### [What is required]
Across all the records, filter for lines with the word "HEMŞİRELİĞİ" and copy them.

### [Material to process]
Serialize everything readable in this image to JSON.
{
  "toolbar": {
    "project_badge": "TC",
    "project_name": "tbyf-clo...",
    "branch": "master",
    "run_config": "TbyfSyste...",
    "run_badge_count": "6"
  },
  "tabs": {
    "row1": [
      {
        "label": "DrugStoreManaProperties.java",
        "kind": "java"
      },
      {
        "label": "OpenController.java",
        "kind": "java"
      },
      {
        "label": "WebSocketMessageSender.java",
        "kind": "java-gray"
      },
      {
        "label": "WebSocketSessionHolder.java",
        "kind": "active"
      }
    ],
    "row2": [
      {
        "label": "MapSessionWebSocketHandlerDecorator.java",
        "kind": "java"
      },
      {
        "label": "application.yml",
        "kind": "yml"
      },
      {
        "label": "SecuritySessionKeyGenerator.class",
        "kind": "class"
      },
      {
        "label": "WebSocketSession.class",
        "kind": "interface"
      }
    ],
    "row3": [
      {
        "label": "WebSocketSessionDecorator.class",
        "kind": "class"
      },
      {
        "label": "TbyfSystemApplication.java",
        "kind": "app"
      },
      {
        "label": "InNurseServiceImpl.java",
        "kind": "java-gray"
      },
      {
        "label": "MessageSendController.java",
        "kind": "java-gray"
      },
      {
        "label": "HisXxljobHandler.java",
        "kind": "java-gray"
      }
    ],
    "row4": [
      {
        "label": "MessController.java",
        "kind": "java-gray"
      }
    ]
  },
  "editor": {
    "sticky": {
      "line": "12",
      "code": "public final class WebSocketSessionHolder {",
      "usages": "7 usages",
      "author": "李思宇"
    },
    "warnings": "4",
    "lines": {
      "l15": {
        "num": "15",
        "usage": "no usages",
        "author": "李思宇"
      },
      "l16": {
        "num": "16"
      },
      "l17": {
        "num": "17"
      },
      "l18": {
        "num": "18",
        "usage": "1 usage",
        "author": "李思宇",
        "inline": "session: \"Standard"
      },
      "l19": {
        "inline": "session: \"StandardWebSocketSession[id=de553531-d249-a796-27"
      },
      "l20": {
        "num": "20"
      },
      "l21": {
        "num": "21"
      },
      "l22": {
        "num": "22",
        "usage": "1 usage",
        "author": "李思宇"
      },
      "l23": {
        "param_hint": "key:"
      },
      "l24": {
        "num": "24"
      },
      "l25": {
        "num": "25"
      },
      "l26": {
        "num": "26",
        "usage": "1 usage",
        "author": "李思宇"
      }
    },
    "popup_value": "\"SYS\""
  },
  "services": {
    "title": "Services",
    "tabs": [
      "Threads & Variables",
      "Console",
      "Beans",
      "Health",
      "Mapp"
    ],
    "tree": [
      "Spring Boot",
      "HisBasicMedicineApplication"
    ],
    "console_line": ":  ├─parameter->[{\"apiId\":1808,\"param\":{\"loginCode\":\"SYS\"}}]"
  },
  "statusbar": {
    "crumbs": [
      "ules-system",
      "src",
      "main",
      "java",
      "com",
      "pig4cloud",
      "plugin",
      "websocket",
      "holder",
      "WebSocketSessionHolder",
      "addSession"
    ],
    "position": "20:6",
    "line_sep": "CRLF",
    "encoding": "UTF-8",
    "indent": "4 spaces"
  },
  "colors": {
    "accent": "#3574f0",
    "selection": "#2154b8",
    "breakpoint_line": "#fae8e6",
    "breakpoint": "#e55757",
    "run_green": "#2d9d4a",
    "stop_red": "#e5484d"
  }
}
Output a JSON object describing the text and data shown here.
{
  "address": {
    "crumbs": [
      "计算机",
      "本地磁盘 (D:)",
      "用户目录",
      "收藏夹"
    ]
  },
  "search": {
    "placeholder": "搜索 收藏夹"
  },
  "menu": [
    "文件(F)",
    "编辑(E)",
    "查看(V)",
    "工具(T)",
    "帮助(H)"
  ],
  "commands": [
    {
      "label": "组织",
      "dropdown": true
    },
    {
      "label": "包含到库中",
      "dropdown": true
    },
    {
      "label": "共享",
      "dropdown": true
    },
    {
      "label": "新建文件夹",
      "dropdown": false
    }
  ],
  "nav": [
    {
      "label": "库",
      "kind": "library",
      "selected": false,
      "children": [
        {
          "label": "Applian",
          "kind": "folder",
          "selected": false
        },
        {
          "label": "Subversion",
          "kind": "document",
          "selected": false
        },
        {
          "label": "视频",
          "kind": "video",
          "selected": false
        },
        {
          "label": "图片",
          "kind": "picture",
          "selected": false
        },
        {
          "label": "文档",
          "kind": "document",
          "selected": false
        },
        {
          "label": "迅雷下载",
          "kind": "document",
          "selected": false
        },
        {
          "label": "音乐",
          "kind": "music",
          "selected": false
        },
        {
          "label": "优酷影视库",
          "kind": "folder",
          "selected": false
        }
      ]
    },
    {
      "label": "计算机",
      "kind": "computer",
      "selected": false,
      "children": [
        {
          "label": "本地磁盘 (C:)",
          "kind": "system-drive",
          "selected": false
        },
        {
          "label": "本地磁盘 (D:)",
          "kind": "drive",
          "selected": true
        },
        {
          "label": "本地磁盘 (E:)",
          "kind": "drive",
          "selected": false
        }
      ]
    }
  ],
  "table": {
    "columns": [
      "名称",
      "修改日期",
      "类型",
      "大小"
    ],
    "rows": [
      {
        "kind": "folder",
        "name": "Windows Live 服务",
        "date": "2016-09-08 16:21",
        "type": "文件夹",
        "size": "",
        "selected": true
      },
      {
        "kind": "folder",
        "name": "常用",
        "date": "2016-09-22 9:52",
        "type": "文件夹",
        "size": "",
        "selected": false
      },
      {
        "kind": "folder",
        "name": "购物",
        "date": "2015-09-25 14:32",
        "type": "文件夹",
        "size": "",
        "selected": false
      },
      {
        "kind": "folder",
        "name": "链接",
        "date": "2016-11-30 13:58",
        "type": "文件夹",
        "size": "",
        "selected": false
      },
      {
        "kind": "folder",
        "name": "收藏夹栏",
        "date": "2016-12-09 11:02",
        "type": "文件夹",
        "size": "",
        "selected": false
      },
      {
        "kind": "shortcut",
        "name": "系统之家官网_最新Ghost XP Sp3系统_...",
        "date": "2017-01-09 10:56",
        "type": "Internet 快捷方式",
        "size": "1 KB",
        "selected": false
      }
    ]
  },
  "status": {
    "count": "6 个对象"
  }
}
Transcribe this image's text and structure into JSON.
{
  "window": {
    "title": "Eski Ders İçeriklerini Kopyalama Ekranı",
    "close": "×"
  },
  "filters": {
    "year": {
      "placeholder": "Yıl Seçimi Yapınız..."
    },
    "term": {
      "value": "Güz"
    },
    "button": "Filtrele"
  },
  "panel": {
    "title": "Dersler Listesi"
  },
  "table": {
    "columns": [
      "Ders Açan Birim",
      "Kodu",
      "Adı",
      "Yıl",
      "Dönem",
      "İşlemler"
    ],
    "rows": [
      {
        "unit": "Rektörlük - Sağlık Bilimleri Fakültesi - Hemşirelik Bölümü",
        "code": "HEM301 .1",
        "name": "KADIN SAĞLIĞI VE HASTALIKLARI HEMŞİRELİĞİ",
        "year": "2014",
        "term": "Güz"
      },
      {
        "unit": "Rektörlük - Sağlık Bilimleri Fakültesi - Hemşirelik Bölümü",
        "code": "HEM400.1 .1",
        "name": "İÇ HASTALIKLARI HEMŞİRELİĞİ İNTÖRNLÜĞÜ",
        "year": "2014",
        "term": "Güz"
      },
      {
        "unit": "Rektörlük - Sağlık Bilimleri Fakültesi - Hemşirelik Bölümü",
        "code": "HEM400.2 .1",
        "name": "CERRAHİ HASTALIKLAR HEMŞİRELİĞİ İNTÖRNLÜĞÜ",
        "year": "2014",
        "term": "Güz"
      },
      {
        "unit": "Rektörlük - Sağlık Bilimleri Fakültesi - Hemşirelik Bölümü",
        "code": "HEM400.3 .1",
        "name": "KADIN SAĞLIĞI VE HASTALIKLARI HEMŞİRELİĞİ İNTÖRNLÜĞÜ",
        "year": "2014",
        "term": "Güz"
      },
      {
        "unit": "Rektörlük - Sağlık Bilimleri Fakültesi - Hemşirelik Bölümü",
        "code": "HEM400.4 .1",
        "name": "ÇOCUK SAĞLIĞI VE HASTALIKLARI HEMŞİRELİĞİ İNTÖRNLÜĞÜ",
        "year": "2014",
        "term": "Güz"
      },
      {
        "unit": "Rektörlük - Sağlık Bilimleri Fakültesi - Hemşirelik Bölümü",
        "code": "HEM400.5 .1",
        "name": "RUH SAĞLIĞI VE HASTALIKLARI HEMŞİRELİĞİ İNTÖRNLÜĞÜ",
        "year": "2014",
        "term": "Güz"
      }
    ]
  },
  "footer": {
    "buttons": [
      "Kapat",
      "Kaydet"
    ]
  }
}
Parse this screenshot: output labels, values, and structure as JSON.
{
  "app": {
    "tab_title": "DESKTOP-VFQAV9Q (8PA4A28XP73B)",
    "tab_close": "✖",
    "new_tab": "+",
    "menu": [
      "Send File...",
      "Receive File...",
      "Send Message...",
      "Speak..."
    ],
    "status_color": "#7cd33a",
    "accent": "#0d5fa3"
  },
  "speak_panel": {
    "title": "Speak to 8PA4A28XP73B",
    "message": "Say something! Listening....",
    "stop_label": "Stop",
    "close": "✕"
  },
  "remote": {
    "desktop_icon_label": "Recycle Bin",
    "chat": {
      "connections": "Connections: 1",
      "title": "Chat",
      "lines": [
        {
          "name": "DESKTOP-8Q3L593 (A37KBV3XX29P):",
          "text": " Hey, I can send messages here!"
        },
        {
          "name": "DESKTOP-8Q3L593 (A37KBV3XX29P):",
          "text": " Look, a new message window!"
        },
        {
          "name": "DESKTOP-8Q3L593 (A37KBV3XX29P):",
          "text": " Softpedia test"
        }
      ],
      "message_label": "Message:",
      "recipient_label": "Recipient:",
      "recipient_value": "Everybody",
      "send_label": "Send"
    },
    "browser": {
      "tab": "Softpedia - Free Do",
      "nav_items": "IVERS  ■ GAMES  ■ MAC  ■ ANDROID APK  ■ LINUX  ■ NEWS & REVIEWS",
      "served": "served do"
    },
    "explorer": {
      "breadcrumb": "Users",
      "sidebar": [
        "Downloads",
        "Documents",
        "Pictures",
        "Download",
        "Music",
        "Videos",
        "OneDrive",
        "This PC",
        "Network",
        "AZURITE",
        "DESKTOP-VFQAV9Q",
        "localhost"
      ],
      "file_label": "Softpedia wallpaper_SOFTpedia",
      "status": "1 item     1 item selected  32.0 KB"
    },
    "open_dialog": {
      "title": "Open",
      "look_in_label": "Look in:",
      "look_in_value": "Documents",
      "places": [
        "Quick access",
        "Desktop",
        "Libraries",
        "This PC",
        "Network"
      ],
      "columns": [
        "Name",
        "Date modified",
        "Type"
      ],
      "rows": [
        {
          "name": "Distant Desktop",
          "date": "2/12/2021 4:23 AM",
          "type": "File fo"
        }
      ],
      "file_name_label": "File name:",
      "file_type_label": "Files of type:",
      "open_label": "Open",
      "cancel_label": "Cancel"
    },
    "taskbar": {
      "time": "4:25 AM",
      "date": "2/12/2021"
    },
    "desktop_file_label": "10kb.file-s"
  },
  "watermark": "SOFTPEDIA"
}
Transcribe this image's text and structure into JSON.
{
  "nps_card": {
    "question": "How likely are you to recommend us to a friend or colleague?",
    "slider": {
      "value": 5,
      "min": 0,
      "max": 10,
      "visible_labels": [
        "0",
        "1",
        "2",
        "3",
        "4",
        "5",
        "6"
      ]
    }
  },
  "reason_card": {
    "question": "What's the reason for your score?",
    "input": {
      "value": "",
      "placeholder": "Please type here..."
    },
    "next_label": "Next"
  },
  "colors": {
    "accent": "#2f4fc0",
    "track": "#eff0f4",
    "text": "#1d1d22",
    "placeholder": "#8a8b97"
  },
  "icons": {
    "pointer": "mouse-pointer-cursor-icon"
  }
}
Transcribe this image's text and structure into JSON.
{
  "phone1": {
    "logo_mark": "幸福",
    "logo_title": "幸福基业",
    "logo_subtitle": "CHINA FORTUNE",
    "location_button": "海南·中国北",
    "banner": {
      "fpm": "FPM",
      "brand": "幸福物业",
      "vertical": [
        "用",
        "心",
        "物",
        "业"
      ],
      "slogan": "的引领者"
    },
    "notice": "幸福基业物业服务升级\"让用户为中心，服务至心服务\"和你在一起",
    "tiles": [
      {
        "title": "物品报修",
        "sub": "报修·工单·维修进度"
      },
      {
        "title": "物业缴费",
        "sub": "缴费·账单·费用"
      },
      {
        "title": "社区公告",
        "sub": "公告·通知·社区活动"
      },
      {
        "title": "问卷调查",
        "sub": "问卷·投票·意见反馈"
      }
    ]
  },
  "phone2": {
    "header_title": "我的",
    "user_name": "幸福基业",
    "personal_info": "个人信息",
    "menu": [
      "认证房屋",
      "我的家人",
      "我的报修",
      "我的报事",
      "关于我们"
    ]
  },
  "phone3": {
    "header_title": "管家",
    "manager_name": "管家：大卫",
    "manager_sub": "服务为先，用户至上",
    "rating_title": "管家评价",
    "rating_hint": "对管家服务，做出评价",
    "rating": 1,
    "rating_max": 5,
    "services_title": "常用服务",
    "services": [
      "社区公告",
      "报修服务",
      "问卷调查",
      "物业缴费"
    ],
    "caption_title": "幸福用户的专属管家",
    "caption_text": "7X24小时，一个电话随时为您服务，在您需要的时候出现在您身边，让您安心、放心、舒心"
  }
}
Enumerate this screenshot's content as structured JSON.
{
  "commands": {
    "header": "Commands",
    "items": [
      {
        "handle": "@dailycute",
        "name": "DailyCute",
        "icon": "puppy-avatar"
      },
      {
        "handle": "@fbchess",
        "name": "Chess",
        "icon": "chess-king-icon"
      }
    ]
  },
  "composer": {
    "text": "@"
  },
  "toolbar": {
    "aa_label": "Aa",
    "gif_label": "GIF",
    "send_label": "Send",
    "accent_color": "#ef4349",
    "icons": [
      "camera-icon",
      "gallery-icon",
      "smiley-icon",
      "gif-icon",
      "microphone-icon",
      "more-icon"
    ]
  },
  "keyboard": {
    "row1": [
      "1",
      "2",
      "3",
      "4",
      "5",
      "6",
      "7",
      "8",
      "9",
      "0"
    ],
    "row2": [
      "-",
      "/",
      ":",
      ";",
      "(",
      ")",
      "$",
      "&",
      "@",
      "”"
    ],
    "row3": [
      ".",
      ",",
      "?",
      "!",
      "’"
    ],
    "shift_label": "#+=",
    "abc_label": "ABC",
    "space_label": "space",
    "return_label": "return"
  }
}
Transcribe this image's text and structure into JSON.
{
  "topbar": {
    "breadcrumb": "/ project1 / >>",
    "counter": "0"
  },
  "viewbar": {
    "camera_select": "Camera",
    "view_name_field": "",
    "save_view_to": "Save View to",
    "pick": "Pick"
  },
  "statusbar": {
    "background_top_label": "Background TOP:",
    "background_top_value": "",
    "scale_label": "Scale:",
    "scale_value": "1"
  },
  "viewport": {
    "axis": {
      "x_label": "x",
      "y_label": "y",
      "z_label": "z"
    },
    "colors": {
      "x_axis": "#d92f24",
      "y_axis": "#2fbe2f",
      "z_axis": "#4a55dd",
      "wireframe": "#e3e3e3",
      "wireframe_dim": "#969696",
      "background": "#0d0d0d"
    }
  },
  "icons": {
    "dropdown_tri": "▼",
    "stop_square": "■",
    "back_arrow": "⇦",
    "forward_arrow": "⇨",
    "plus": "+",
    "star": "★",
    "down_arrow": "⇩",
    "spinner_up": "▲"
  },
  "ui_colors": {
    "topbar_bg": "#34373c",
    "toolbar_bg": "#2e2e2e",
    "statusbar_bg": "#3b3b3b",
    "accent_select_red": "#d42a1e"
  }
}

### [Response to the task]
        "name": "KADIN SAĞLIĞI VE HASTALIKLARI HEMŞİRELİĞİ",
        "name": "İÇ HASTALIKLARI HEMŞİRELİĞİ İNTÖRNLÜĞÜ",
        "name": "CERRAHİ HASTALIKLAR HEMŞİRELİĞİ İNTÖRNLÜĞÜ",
        "name": "KADIN SAĞLIĞI VE HASTALIKLARI HEMŞİRELİĞİ İNTÖRNLÜĞÜ",
        "name": "ÇOCUK SAĞLIĞI VE HASTALIKLARI HEMŞİRELİĞİ İNTÖRNLÜĞÜ",
        "name": "RUH SAĞLIĞI VE HASTALIKLARI HEMŞİRELİĞİ İNTÖRNLÜĞÜ",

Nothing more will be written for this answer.